(Web page and app entries)

BEGIN

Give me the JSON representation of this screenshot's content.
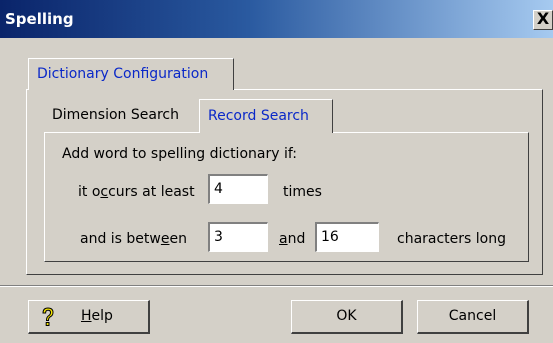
{
  "window": {
    "title": "Spelling",
    "close_glyph": "X"
  },
  "outer_tab": {
    "label": "Dictionary Configuration"
  },
  "inner_tabs": [
    {
      "label": "Dimension Search"
    },
    {
      "label": "Record Search"
    }
  ],
  "record_search": {
    "heading": "Add word to spelling dictionary if:",
    "occurs_prefix": "it o",
    "occurs_access": "c",
    "occurs_suffix": "curs at least",
    "occurs_value": "4",
    "times_label": "times",
    "between_prefix": "and is betw",
    "between_access": "e",
    "between_suffix": "en",
    "min_value": "3",
    "and_access": "a",
    "and_suffix": "nd",
    "max_value": "16",
    "chars_label": "characters long"
  },
  "buttons": {
    "help_access": "H",
    "help_suffix": "elp",
    "ok": "OK",
    "cancel": "Cancel"
  },
  "icons": {
    "help": "question-mark-icon",
    "close": "close-icon"
  },
  "colors": {
    "title_start": "#0a246a",
    "title_end": "#a6caf0",
    "tab_active_text": "#0a28c8",
    "dialog_bg": "#d4d0c8"
  }
}
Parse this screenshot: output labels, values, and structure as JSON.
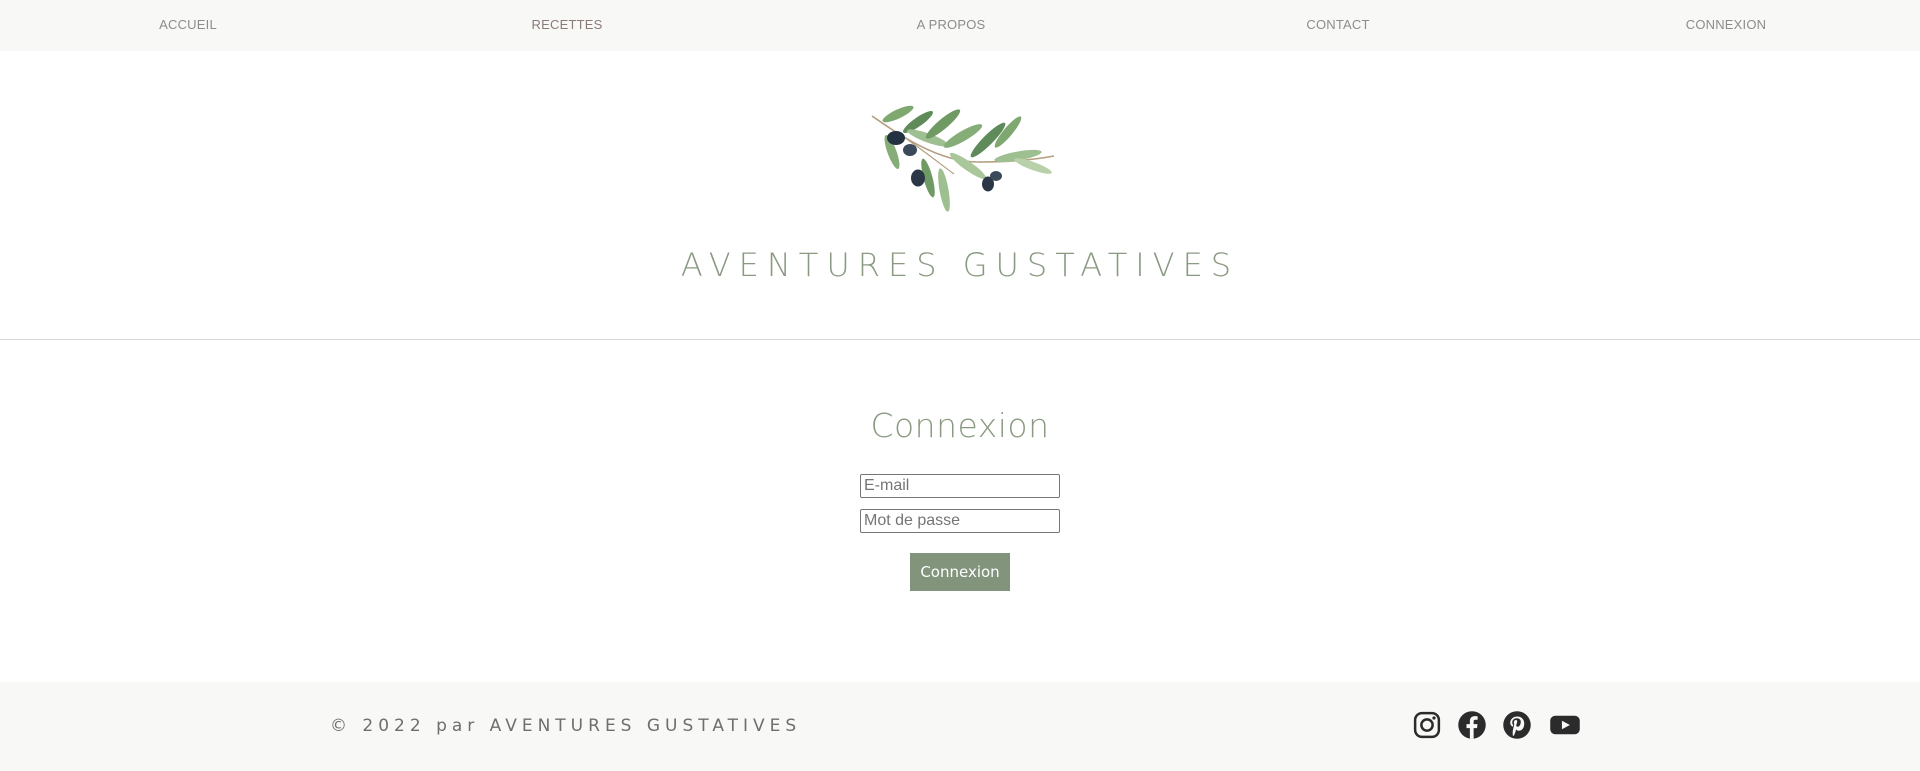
{
  "nav": {
    "items": [
      {
        "label": "ACCUEIL"
      },
      {
        "label": "RECETTES"
      },
      {
        "label": "A PROPOS"
      },
      {
        "label": "CONTACT"
      },
      {
        "label": "CONNEXION"
      }
    ],
    "active_index": 1
  },
  "header": {
    "brand": "AVENTURES GUSTATIVES",
    "logo_icon": "olive-branch-icon"
  },
  "login": {
    "title": "Connexion",
    "email_placeholder": "E-mail",
    "password_placeholder": "Mot de passe",
    "submit_label": "Connexion"
  },
  "footer": {
    "copyright": "© 2022 par AVENTURES GUSTATIVES",
    "social_icons": [
      "instagram-icon",
      "facebook-icon",
      "pinterest-icon",
      "youtube-icon"
    ]
  },
  "colors": {
    "accent": "#82947c",
    "brand_text": "#8a9a82",
    "nav_background": "#f8f8f6",
    "icon": "#2b2b2b"
  }
}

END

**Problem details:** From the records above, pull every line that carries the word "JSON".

**Written answer:**
Give me the JSON representation of this screenshot's content.
Parse this screenshot: output labels, values, and structure as JSON.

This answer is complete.